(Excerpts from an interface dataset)

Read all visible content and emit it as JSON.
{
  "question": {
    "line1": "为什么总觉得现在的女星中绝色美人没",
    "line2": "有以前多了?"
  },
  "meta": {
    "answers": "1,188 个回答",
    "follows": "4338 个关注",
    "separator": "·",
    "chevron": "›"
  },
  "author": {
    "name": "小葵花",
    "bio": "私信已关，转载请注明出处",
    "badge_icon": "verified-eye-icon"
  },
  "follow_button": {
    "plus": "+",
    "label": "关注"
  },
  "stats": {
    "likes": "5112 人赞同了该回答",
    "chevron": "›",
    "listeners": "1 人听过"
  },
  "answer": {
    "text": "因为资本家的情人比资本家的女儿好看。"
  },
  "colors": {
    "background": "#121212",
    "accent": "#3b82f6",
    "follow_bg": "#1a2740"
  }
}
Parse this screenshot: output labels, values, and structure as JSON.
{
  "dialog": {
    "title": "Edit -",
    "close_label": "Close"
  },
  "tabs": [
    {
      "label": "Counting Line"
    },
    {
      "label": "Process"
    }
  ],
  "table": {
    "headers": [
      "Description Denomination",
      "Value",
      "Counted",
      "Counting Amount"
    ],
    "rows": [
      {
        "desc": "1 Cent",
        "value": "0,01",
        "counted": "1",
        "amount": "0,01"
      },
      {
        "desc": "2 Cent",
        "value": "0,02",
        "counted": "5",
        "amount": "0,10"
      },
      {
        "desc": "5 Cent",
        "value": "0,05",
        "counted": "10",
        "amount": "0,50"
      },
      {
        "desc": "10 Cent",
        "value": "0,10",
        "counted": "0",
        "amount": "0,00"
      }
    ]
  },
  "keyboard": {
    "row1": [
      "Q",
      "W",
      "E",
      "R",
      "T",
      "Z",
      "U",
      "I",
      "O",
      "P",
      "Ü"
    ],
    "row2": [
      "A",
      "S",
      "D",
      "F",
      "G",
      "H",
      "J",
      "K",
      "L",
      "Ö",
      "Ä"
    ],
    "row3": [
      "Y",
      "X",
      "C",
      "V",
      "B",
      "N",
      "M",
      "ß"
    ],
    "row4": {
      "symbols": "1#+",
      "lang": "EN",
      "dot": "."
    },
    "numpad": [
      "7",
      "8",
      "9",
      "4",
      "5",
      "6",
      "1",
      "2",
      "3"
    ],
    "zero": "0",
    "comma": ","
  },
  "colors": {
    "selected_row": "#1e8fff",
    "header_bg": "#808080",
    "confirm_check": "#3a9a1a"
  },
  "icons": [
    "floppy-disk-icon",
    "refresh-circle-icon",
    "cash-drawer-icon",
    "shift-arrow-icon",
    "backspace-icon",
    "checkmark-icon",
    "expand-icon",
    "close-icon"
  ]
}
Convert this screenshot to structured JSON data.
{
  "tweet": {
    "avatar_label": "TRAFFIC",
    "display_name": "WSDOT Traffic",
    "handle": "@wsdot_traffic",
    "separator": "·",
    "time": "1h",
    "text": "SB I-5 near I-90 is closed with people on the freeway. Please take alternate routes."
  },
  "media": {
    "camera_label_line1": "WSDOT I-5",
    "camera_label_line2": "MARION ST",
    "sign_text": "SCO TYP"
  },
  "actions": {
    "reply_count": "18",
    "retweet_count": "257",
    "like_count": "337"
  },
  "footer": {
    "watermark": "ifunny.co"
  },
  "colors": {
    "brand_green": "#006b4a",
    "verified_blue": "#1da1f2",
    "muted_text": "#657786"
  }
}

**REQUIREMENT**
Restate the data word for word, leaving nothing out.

**ANSWER TO THIS EXERCISE**
Read all visible content and emit it as JSON.
{
  "question": {
    "line1": "为什么总觉得现在的女星中绝色美人没",
    "line2": "有以前多了?"
  },
  "meta": {
    "answers": "1,188 个回答",
    "follows": "4338 个关注",
    "separator": "·",
    "chevron": "›"
  },
  "author": {
    "name": "小葵花",
    "bio": "私信已关，转载请注明出处",
    "badge_icon": "verified-eye-icon"
  },
  "follow_button": {
    "plus": "+",
    "label": "关注"
  },
  "stats": {
    "likes": "5112 人赞同了该回答",
    "chevron": "›",
    "listeners": "1 人听过"
  },
  "answer": {
    "text": "因为资本家的情人比资本家的女儿好看。"
  },
  "colors": {
    "background": "#121212",
    "accent": "#3b82f6",
    "follow_bg": "#1a2740"
  }
}
Parse this screenshot: output labels, values, and structure as JSON.
{
  "dialog": {
    "title": "Edit -",
    "close_label": "Close"
  },
  "tabs": [
    {
      "label": "Counting Line"
    },
    {
      "label": "Process"
    }
  ],
  "table": {
    "headers": [
      "Description Denomination",
      "Value",
      "Counted",
      "Counting Amount"
    ],
    "rows": [
      {
        "desc": "1 Cent",
        "value": "0,01",
        "counted": "1",
        "amount": "0,01"
      },
      {
        "desc": "2 Cent",
        "value": "0,02",
        "counted": "5",
        "amount": "0,10"
      },
      {
        "desc": "5 Cent",
        "value": "0,05",
        "counted": "10",
        "amount": "0,50"
      },
      {
        "desc": "10 Cent",
        "value": "0,10",
        "counted": "0",
        "amount": "0,00"
      }
    ]
  },
  "keyboard": {
    "row1": [
      "Q",
      "W",
      "E",
      "R",
      "T",
      "Z",
      "U",
      "I",
      "O",
      "P",
      "Ü"
    ],
    "row2": [
      "A",
      "S",
      "D",
      "F",
      "G",
      "H",
      "J",
      "K",
      "L",
      "Ö",
      "Ä"
    ],
    "row3": [
      "Y",
      "X",
      "C",
      "V",
      "B",
      "N",
      "M",
      "ß"
    ],
    "row4": {
      "symbols": "1#+",
      "lang": "EN",
      "dot": "."
    },
    "numpad": [
      "7",
      "8",
      "9",
      "4",
      "5",
      "6",
      "1",
      "2",
      "3"
    ],
    "zero": "0",
    "comma": ","
  },
  "colors": {
    "selected_row": "#1e8fff",
    "header_bg": "#808080",
    "confirm_check": "#3a9a1a"
  },
  "icons": [
    "floppy-disk-icon",
    "refresh-circle-icon",
    "cash-drawer-icon",
    "shift-arrow-icon",
    "backspace-icon",
    "checkmark-icon",
    "expand-icon",
    "close-icon"
  ]
}
Convert this screenshot to structured JSON data.
{
  "tweet": {
    "avatar_label": "TRAFFIC",
    "display_name": "WSDOT Traffic",
    "handle": "@wsdot_traffic",
    "separator": "·",
    "time": "1h",
    "text": "SB I-5 near I-90 is closed with people on the freeway. Please take alternate routes."
  },
  "media": {
    "camera_label_line1": "WSDOT I-5",
    "camera_label_line2": "MARION ST",
    "sign_text": "SCO TYP"
  },
  "actions": {
    "reply_count": "18",
    "retweet_count": "257",
    "like_count": "337"
  },
  "footer": {
    "watermark": "ifunny.co"
  },
  "colors": {
    "brand_green": "#006b4a",
    "verified_blue": "#1da1f2",
    "muted_text": "#657786"
  }
}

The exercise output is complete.